**EXERCISE INSTRUCTIONS**
Within the records below, filter for lines carrying the word "content" and copy them.

(Stored records)
━━━━

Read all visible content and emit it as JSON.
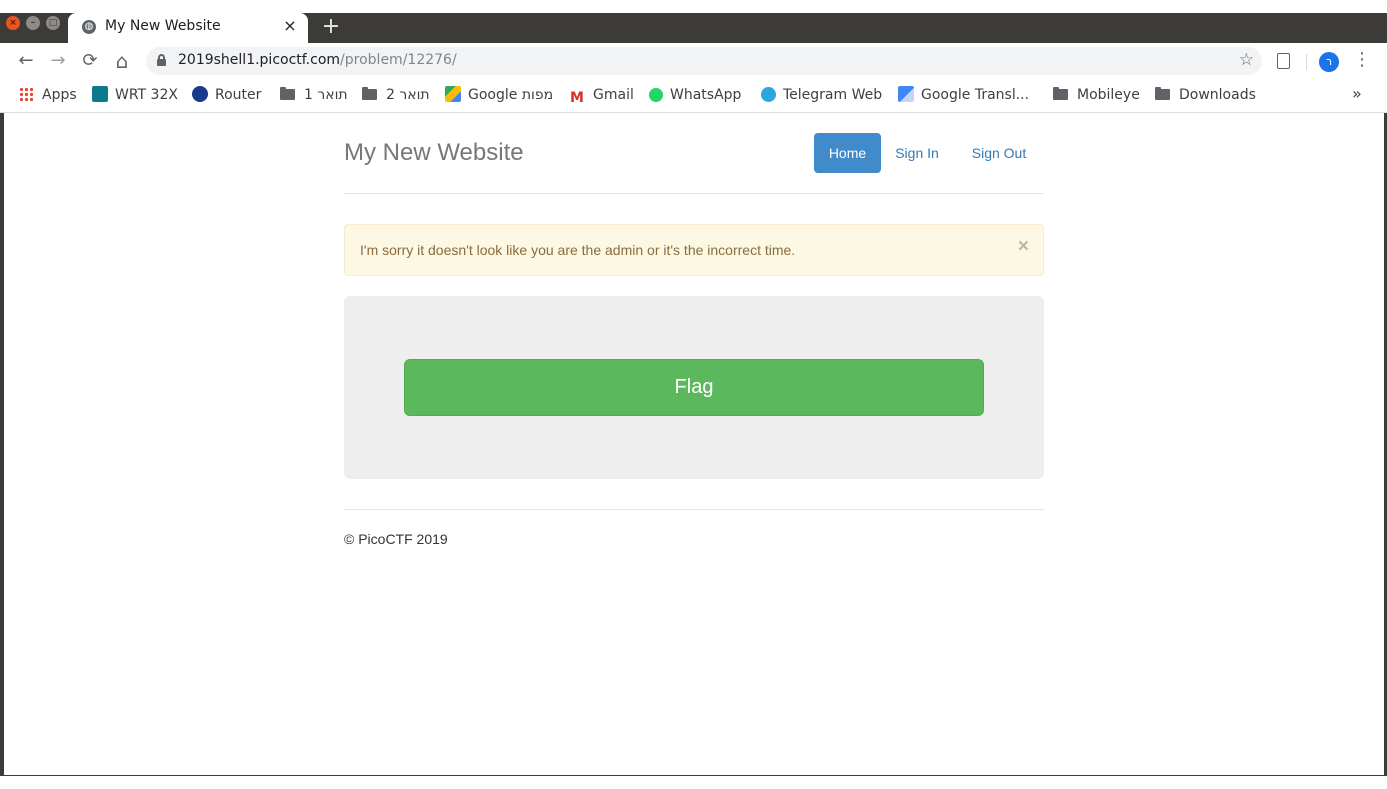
{
  "browser": {
    "tab": {
      "title": "My New Website",
      "close": "×"
    },
    "new_tab": "+",
    "nav": {
      "back": "←",
      "forward": "→",
      "reload": "⟳",
      "home": "⌂"
    },
    "url": {
      "host": "2019shell1.picoctf.com",
      "path": "/problem/12276/"
    },
    "star": "☆",
    "profile_initial": "ר",
    "menu": "⋮",
    "bookmarks": [
      {
        "label": "Apps",
        "icon": "apps-grid-icon"
      },
      {
        "label": "WRT 32X",
        "icon": "router-wifi-icon",
        "color": "#0a7a8c"
      },
      {
        "label": "Router",
        "icon": "router-b-icon",
        "color": "#1a3a8c"
      },
      {
        "label": "1 תואר",
        "icon": "folder-icon"
      },
      {
        "label": "2 תואר",
        "icon": "folder-icon"
      },
      {
        "label": "Google מפות",
        "icon": "maps-icon"
      },
      {
        "label": "Gmail",
        "icon": "gmail-icon",
        "color": "#d93025"
      },
      {
        "label": "WhatsApp",
        "icon": "whatsapp-icon",
        "color": "#25d366"
      },
      {
        "label": "Telegram Web",
        "icon": "telegram-icon",
        "color": "#2ca5e0"
      },
      {
        "label": "Google Transl...",
        "icon": "translate-icon",
        "color": "#4285f4"
      },
      {
        "label": "Mobileye",
        "icon": "folder-icon"
      },
      {
        "label": "Downloads",
        "icon": "folder-icon"
      }
    ],
    "bookmarks_more": "»"
  },
  "site": {
    "title": "My New Website",
    "nav": {
      "home": "Home",
      "sign_in": "Sign In",
      "sign_out": "Sign Out"
    },
    "alert": {
      "text": "I'm sorry it doesn't look like you are the admin or it's the incorrect time.",
      "close": "×"
    },
    "flag_button": "Flag",
    "footer": "© PicoCTF 2019"
  },
  "colors": {
    "primary": "#428bca",
    "link": "#337ab7",
    "success": "#5cb85c",
    "warning_bg": "#fcf8e3",
    "warning_text": "#8a6d3b"
  }
}
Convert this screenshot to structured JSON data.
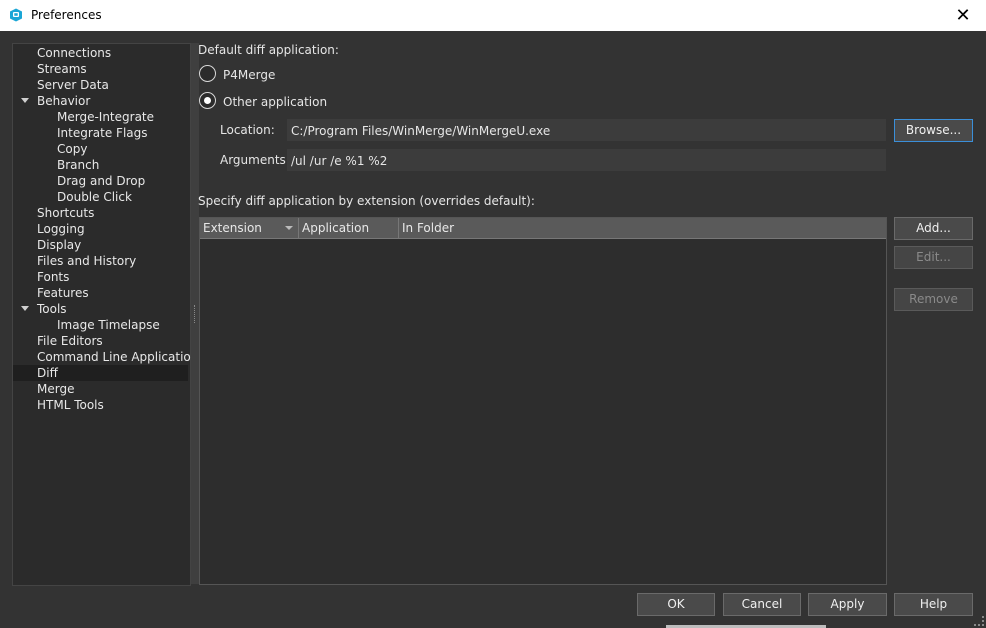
{
  "window": {
    "title": "Preferences"
  },
  "tree": {
    "items": [
      {
        "label": "Connections",
        "level": 1,
        "selected": false
      },
      {
        "label": "Streams",
        "level": 1,
        "selected": false
      },
      {
        "label": "Server Data",
        "level": 1,
        "selected": false
      },
      {
        "label": "Behavior",
        "level": 1,
        "expanded": true,
        "selected": false
      },
      {
        "label": "Merge-Integrate",
        "level": 2,
        "selected": false
      },
      {
        "label": "Integrate Flags",
        "level": 2,
        "selected": false
      },
      {
        "label": "Copy",
        "level": 2,
        "selected": false
      },
      {
        "label": "Branch",
        "level": 2,
        "selected": false
      },
      {
        "label": "Drag and Drop",
        "level": 2,
        "selected": false
      },
      {
        "label": "Double Click",
        "level": 2,
        "selected": false
      },
      {
        "label": "Shortcuts",
        "level": 1,
        "selected": false
      },
      {
        "label": "Logging",
        "level": 1,
        "selected": false
      },
      {
        "label": "Display",
        "level": 1,
        "selected": false
      },
      {
        "label": "Files and History",
        "level": 1,
        "selected": false
      },
      {
        "label": "Fonts",
        "level": 1,
        "selected": false
      },
      {
        "label": "Features",
        "level": 1,
        "selected": false
      },
      {
        "label": "Tools",
        "level": 1,
        "expanded": true,
        "selected": false
      },
      {
        "label": "Image Timelapse",
        "level": 2,
        "selected": false
      },
      {
        "label": "File Editors",
        "level": 1,
        "selected": false
      },
      {
        "label": "Command Line Application",
        "level": 1,
        "selected": false
      },
      {
        "label": "Diff",
        "level": 1,
        "selected": true
      },
      {
        "label": "Merge",
        "level": 1,
        "selected": false
      },
      {
        "label": "HTML Tools",
        "level": 1,
        "selected": false
      }
    ]
  },
  "diff": {
    "default_heading": "Default diff application:",
    "radio_p4merge": "P4Merge",
    "radio_other": "Other application",
    "selected": "other",
    "location_label": "Location:",
    "location_value": "C:/Program Files/WinMerge/WinMergeU.exe",
    "browse_label": "Browse...",
    "arguments_label": "Arguments:",
    "arguments_value": "/ul /ur /e %1 %2",
    "ext_heading": "Specify diff application by extension (overrides default):",
    "columns": [
      "Extension",
      "Application",
      "In Folder"
    ],
    "rows": [],
    "add_label": "Add...",
    "edit_label": "Edit...",
    "remove_label": "Remove"
  },
  "footer": {
    "ok_label": "OK",
    "cancel_label": "Cancel",
    "apply_label": "Apply",
    "help_label": "Help"
  },
  "colors": {
    "accent": "#3b8fd9",
    "app_icon": "#1aa6d6"
  }
}
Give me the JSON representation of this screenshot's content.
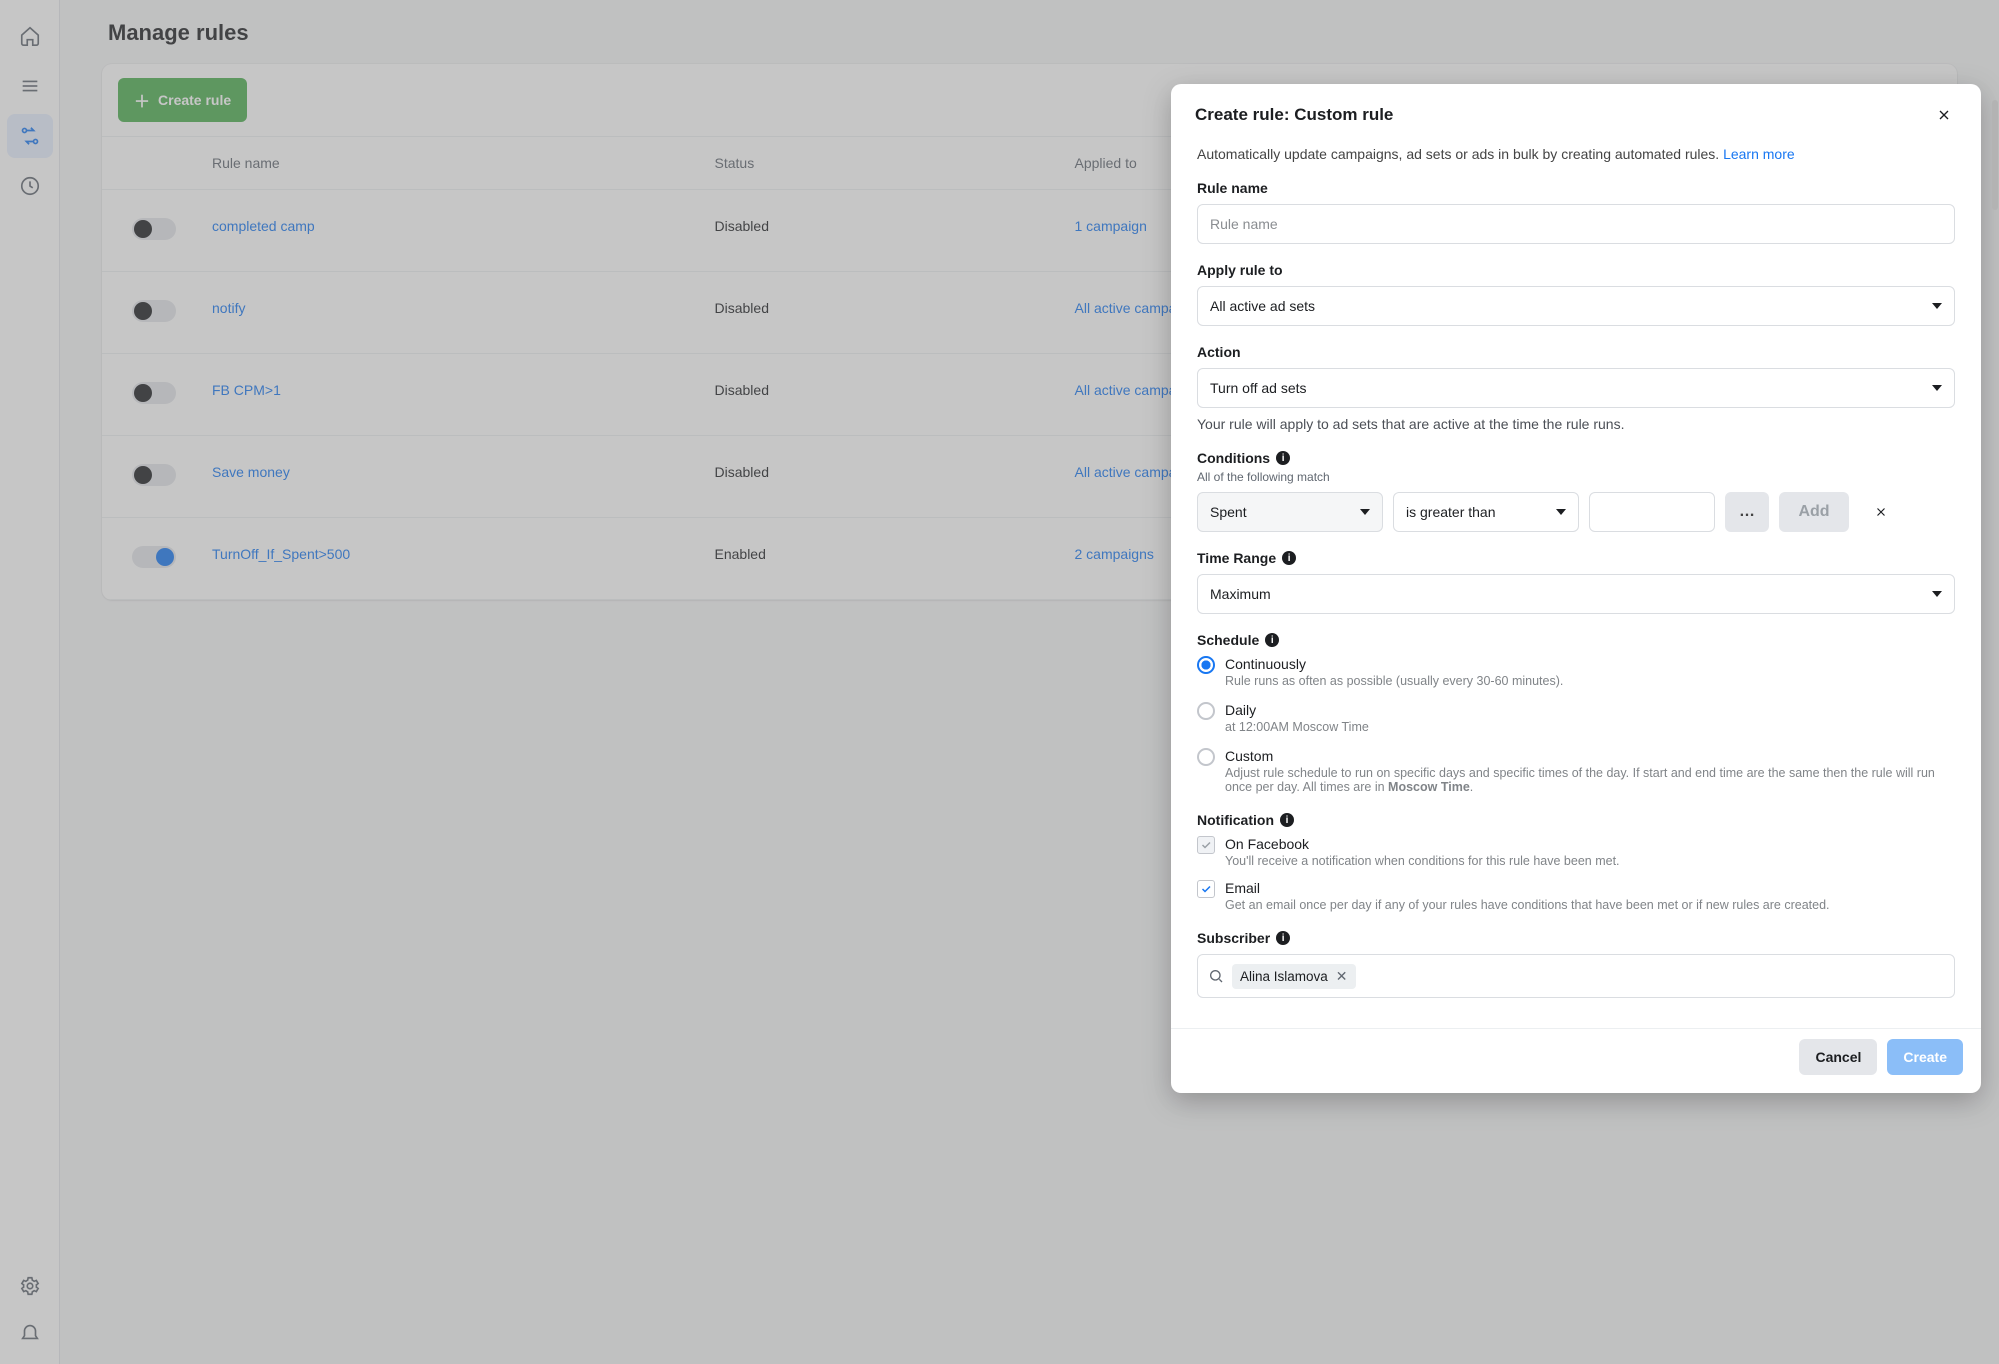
{
  "page": {
    "title": "Manage rules"
  },
  "toolbar": {
    "create_rule": "Create rule"
  },
  "columns": {
    "toggle": "",
    "name": "Rule name",
    "status": "Status",
    "applied": "Applied to"
  },
  "rules": [
    {
      "enabled": false,
      "name": "completed camp",
      "status": "Disabled",
      "applied": "1 campaign"
    },
    {
      "enabled": false,
      "name": "notify",
      "status": "Disabled",
      "applied": "All active campaigns"
    },
    {
      "enabled": false,
      "name": "FB CPM>1",
      "status": "Disabled",
      "applied": "All active campaigns"
    },
    {
      "enabled": false,
      "name": "Save money",
      "status": "Disabled",
      "applied": "All active campaigns"
    },
    {
      "enabled": true,
      "name": "TurnOff_If_Spent>500",
      "status": "Enabled",
      "applied": "2 campaigns"
    }
  ],
  "modal": {
    "title": "Create rule: Custom rule",
    "desc": "Automatically update campaigns, ad sets or ads in bulk by creating automated rules. ",
    "learn_more": "Learn more",
    "labels": {
      "rule_name": "Rule name",
      "apply_to": "Apply rule to",
      "action": "Action",
      "conditions": "Conditions",
      "conditions_sub": "All of the following match",
      "time_range": "Time Range",
      "schedule": "Schedule",
      "notification": "Notification",
      "subscriber": "Subscriber"
    },
    "placeholders": {
      "rule_name": "Rule name"
    },
    "values": {
      "apply_to": "All active ad sets",
      "action": "Turn off ad sets",
      "time_range": "Maximum"
    },
    "apply_note": "Your rule will apply to ad sets that are active at the time the rule runs.",
    "condition": {
      "metric": "Spent",
      "op": "is greater than",
      "value": "",
      "add": "Add"
    },
    "schedule_options": {
      "continuously": {
        "title": "Continuously",
        "desc": "Rule runs as often as possible (usually every 30-60 minutes)."
      },
      "daily": {
        "title": "Daily",
        "desc": "at 12:00AM Moscow Time"
      },
      "custom": {
        "title": "Custom",
        "desc_pre": "Adjust rule schedule to run on specific days and specific times of the day. If start and end time are the same then the rule will run once per day. All times are in ",
        "tz": "Moscow Time",
        "desc_post": "."
      }
    },
    "notifications": {
      "facebook": {
        "title": "On Facebook",
        "desc": "You'll receive a notification when conditions for this rule have been met."
      },
      "email": {
        "title": "Email",
        "desc": "Get an email once per day if any of your rules have conditions that have been met or if new rules are created."
      }
    },
    "subscriber": {
      "chip": "Alina Islamova"
    },
    "buttons": {
      "cancel": "Cancel",
      "create": "Create"
    }
  }
}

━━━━

**ANSWER SECTION**
Read all visible content and emit it as JSON.
Give me the JSON representation of this screenshot's content.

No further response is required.